Not often used as a means to collect on a judgment, Section 5228 of New York’s Civil Practice Law and Rules (“CPLR”) provides that a judgment creditor can make an application to the court for the appointment of a receiver “who may be authorized to administer, collect, improve, lease, repair or sell any real or personal property in which the judgment debtor has an interest or to do any other acts designed to satisfy the judgment.” The application requires that notice be given to the judgment debtor and as far as practicable; notice must also be given to other judgment creditors of the judgment debtor. The order appointing the receiver must specify the property to be received and the duties of the receiver. The order will also provide for the duration of the receivership, which may be extended upon further application to the court. The judgment creditor applying for the appointment of a receiver may be appointed receiver but will not be entitled to any compensation for exercising the duties of the receiver.
The appointment of a receiver is desirable in situations where the debtor’s property is small or there are some special considerations where the normal execution and sale will not produce significant value. One situation that makes sense is where the debtor has an interest in jointly held property. Sometimes parsing out ownership can get difficult, but with the appointment of a receiver this process can be made easier. Another situation is where the debtor’s property may not actually have an attractive market value, but the property is income producing. A receiver can manage the property with instructions to allocate a specific percentage to be applied against the judgment. While the is kind of receivership is not always favored by the courts because it involves extended management by the receiver and the court, in a special situation where the amount of the judgment warrants the management and expense of the receiver, the court will allow such an appointment. An alternative approach would be to allow the judgment debtor to continue operating the asset with the proviso that an agreed percentage periodically be applied to the judgment.

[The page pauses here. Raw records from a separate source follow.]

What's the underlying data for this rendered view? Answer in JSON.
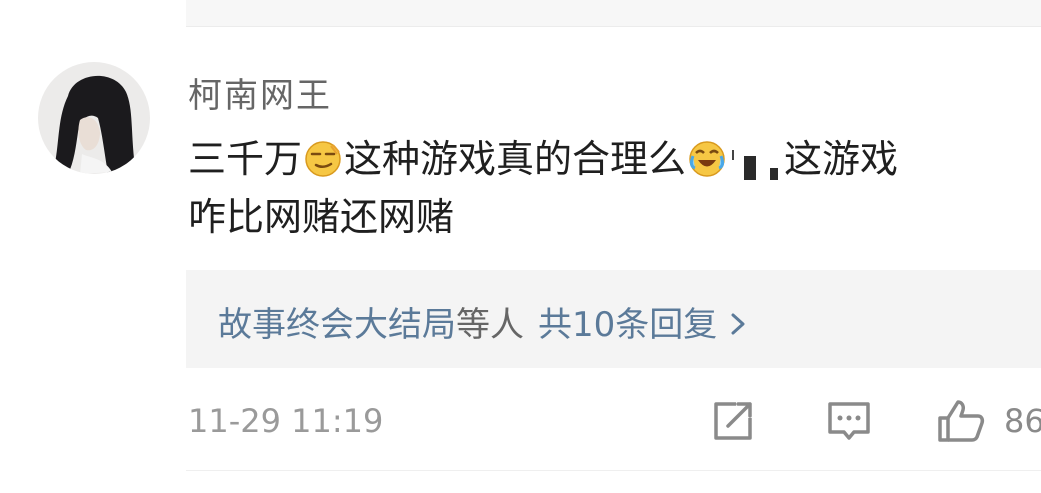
{
  "comment": {
    "username": "柯南网王",
    "text_part1": "三千万",
    "text_part2": "这种游戏真的合理么",
    "text_part3": "这游戏",
    "text_line2": "咋比网赌还网赌",
    "emoji1": "smirk-emoji",
    "emoji2": "laugh-cry-emoji"
  },
  "replies": {
    "users": "故事终会大结局",
    "suffix": "等人",
    "count_label": "共10条回复"
  },
  "meta": {
    "timestamp": "11-29 11:19",
    "like_count": "86"
  },
  "colors": {
    "link": "#5b7a99",
    "muted": "#9a9a9a",
    "reply_bg": "#f4f4f4"
  },
  "icons": {
    "share": "share-icon",
    "comment": "comment-icon",
    "like": "like-icon",
    "chevron": "chevron-right-icon"
  }
}
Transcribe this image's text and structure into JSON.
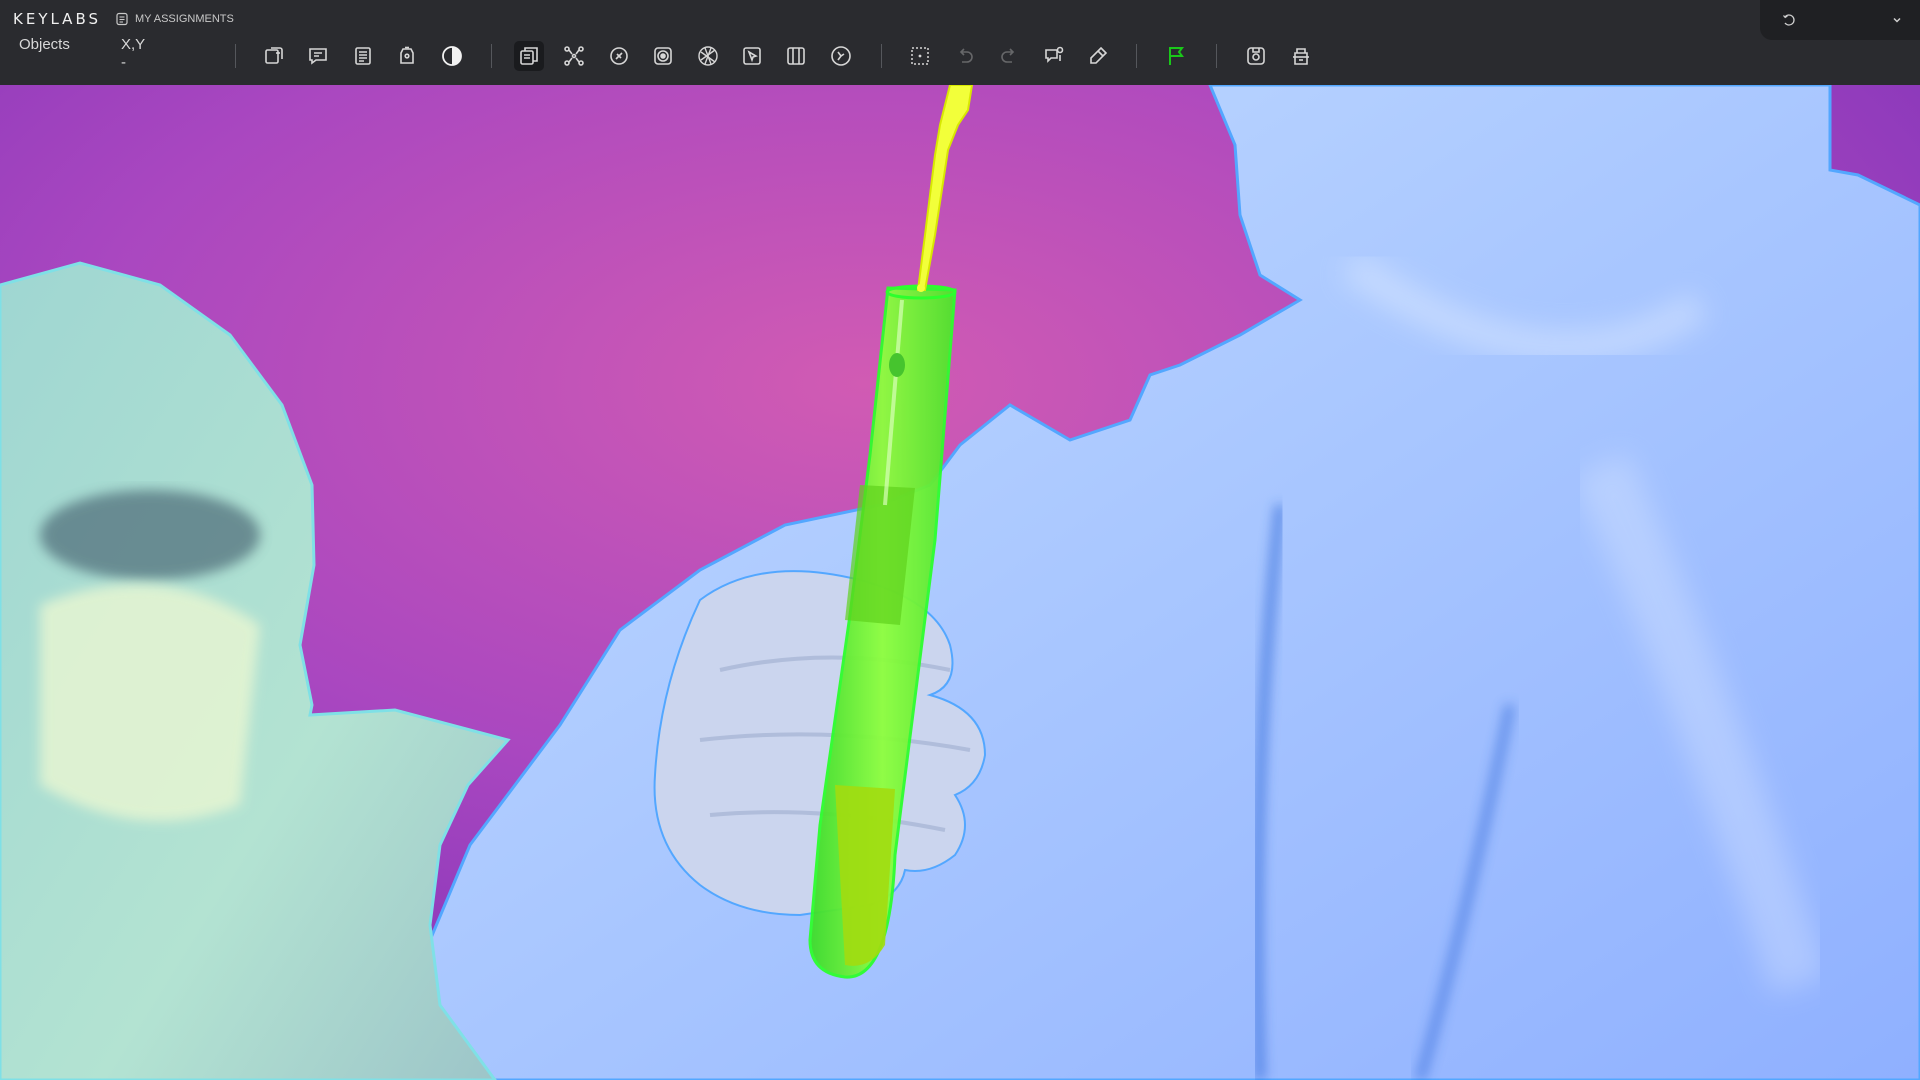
{
  "app": {
    "logo": "KEYLABS",
    "assignments_label": "MY ASSIGNMENTS"
  },
  "panel": {
    "objects_label": "Objects",
    "coords_label": "X,Y",
    "coords_value": "-"
  },
  "toolbar": {
    "tools": [
      {
        "name": "bounding-box-tool",
        "icon": "bbox-icon"
      },
      {
        "name": "comment-tool",
        "icon": "comment-icon"
      },
      {
        "name": "list-tool",
        "icon": "list-icon"
      },
      {
        "name": "tag-tool",
        "icon": "tag-icon"
      },
      {
        "name": "contrast-tool",
        "icon": "contrast-icon"
      },
      {
        "name": "polygon-copy-tool",
        "icon": "layers-icon",
        "active": true
      },
      {
        "name": "keypoints-tool",
        "icon": "keypoints-icon"
      },
      {
        "name": "brush-tool",
        "icon": "brush-icon"
      },
      {
        "name": "mask-tool",
        "icon": "mask-icon"
      },
      {
        "name": "mesh-tool",
        "icon": "mesh-icon"
      },
      {
        "name": "smart-select-tool",
        "icon": "cursor-box-icon"
      },
      {
        "name": "grid-tool",
        "icon": "grid-icon"
      },
      {
        "name": "auto-tool",
        "icon": "timer-icon"
      },
      {
        "name": "focus-tool",
        "icon": "focus-icon"
      },
      {
        "name": "undo",
        "icon": "undo-icon",
        "disabled": true
      },
      {
        "name": "redo",
        "icon": "redo-icon",
        "disabled": true
      },
      {
        "name": "review-tool",
        "icon": "review-icon"
      },
      {
        "name": "eraser-tool",
        "icon": "eraser-icon"
      },
      {
        "name": "flag-tool",
        "icon": "flag-icon"
      },
      {
        "name": "save-tool",
        "icon": "save-icon"
      },
      {
        "name": "submit-tool",
        "icon": "submit-icon"
      }
    ]
  },
  "colors": {
    "topbar_bg": "#2a2b2f",
    "flag_green": "#19c819",
    "mask_green": "#6cff2a",
    "mask_yellow": "#f2ff3a",
    "background_magenta": "#b43fb8",
    "suit_blue": "#a4c8ff"
  }
}
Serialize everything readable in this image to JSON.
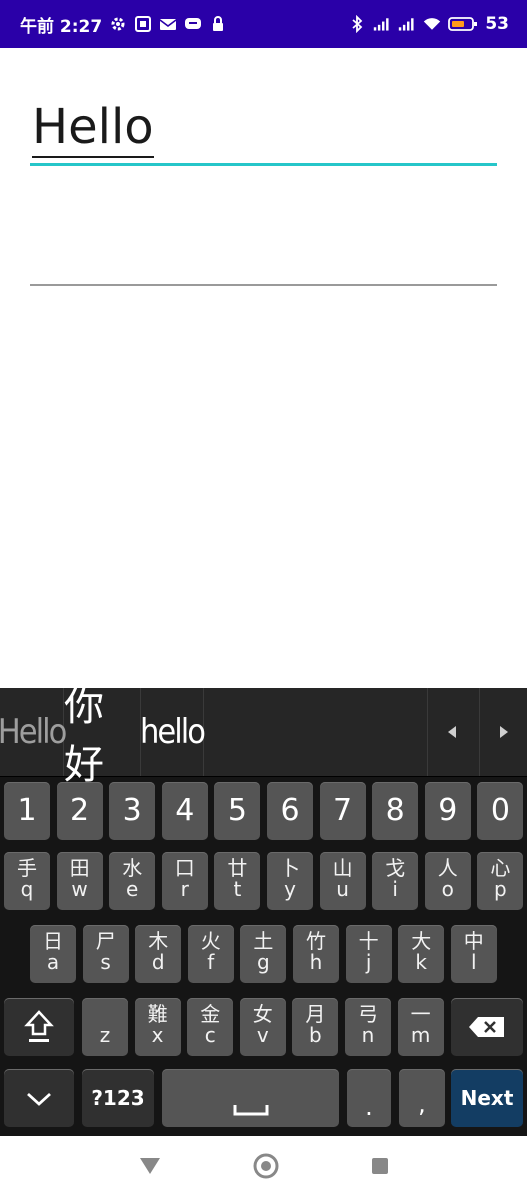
{
  "status_bar": {
    "time": "午前 2:27",
    "battery": "53"
  },
  "fields": {
    "first_value": "Hello",
    "second_value": ""
  },
  "keyboard": {
    "suggestions": [
      "Hello",
      "你好",
      "hello"
    ],
    "number_row": [
      "1",
      "2",
      "3",
      "4",
      "5",
      "6",
      "7",
      "8",
      "9",
      "0"
    ],
    "row1": [
      {
        "top": "手",
        "bot": "q"
      },
      {
        "top": "田",
        "bot": "w"
      },
      {
        "top": "水",
        "bot": "e"
      },
      {
        "top": "口",
        "bot": "r"
      },
      {
        "top": "廿",
        "bot": "t"
      },
      {
        "top": "卜",
        "bot": "y"
      },
      {
        "top": "山",
        "bot": "u"
      },
      {
        "top": "戈",
        "bot": "i"
      },
      {
        "top": "人",
        "bot": "o"
      },
      {
        "top": "心",
        "bot": "p"
      }
    ],
    "row2": [
      {
        "top": "日",
        "bot": "a"
      },
      {
        "top": "尸",
        "bot": "s"
      },
      {
        "top": "木",
        "bot": "d"
      },
      {
        "top": "火",
        "bot": "f"
      },
      {
        "top": "土",
        "bot": "g"
      },
      {
        "top": "竹",
        "bot": "h"
      },
      {
        "top": "十",
        "bot": "j"
      },
      {
        "top": "大",
        "bot": "k"
      },
      {
        "top": "中",
        "bot": "l"
      }
    ],
    "row3": [
      {
        "top": "",
        "bot": "z"
      },
      {
        "top": "難",
        "bot": "x"
      },
      {
        "top": "金",
        "bot": "c"
      },
      {
        "top": "女",
        "bot": "v"
      },
      {
        "top": "月",
        "bot": "b"
      },
      {
        "top": "弓",
        "bot": "n"
      },
      {
        "top": "一",
        "bot": "m"
      }
    ],
    "symbols_label": "?123",
    "period_label": ".",
    "comma_label": ",",
    "next_label": "Next"
  }
}
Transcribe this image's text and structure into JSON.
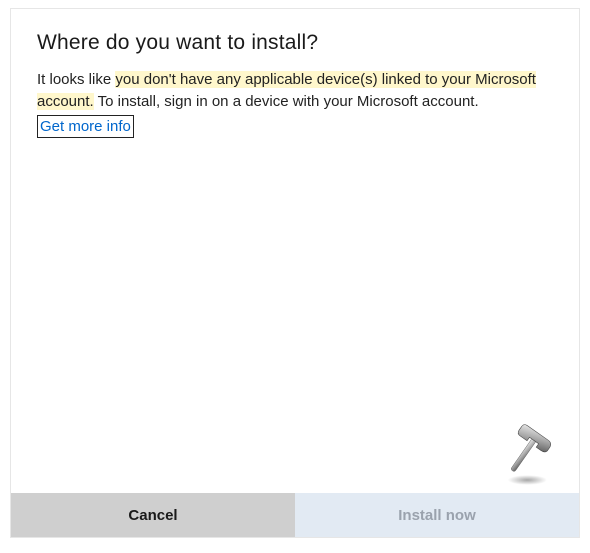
{
  "dialog": {
    "title": "Where do you want to install?",
    "message_prefix": "It looks like ",
    "message_highlight": "you don't have any applicable device(s) linked to your Microsoft account.",
    "message_suffix": " To install, sign in on a device with your Microsoft account.",
    "link_label": "Get more info"
  },
  "buttons": {
    "cancel": "Cancel",
    "install": "Install now"
  }
}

Yet another type of asset owned by the debtor which is suitable for management by a receiver is a cause of action that the debtor may have against another person (garnishee). This kind of asset is expressly made subject to enforcement by a judgment creditor under New York law. See CPLR 5201 (a). Not surprisingly, a judgment debtor may well have no incentive to pursue such a claim if the proceeds of the lawsuit are going to be handed over to the judgment creditor. The remedy is to have a receiver appointed who will sue in the name of the judgment debtor and then turn over to the judgment debtor whatever the law suit generates. Continue reading